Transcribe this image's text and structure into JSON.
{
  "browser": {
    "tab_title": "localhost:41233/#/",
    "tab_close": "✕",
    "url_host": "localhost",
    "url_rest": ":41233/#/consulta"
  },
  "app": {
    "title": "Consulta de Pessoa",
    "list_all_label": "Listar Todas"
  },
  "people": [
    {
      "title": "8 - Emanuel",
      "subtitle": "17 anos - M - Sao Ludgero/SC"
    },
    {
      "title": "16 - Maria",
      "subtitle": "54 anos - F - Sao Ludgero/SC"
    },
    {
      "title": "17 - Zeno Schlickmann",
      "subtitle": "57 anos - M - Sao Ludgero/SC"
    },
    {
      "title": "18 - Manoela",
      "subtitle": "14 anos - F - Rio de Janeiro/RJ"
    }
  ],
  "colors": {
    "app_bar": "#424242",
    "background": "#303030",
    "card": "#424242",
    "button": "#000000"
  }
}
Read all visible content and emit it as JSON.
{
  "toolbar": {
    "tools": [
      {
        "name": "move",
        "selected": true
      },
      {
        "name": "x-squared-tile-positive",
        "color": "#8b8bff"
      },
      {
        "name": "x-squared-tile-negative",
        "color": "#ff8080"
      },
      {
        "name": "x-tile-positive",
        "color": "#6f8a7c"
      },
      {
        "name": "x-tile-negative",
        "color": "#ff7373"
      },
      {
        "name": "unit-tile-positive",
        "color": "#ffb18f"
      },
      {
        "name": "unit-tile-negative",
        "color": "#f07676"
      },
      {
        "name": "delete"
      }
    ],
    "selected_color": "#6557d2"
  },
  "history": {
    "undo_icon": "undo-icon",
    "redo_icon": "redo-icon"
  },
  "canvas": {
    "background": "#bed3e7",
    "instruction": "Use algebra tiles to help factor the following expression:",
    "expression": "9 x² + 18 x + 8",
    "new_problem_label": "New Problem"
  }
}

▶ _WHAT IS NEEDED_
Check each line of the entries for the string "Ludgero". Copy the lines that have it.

▶ _REPLY TO THE EXERCISE_
      "subtitle": "17 anos - M - Sao Ludgero/SC"
      "subtitle": "54 anos - F - Sao Ludgero/SC"
      "subtitle": "57 anos - M - Sao Ludgero/SC"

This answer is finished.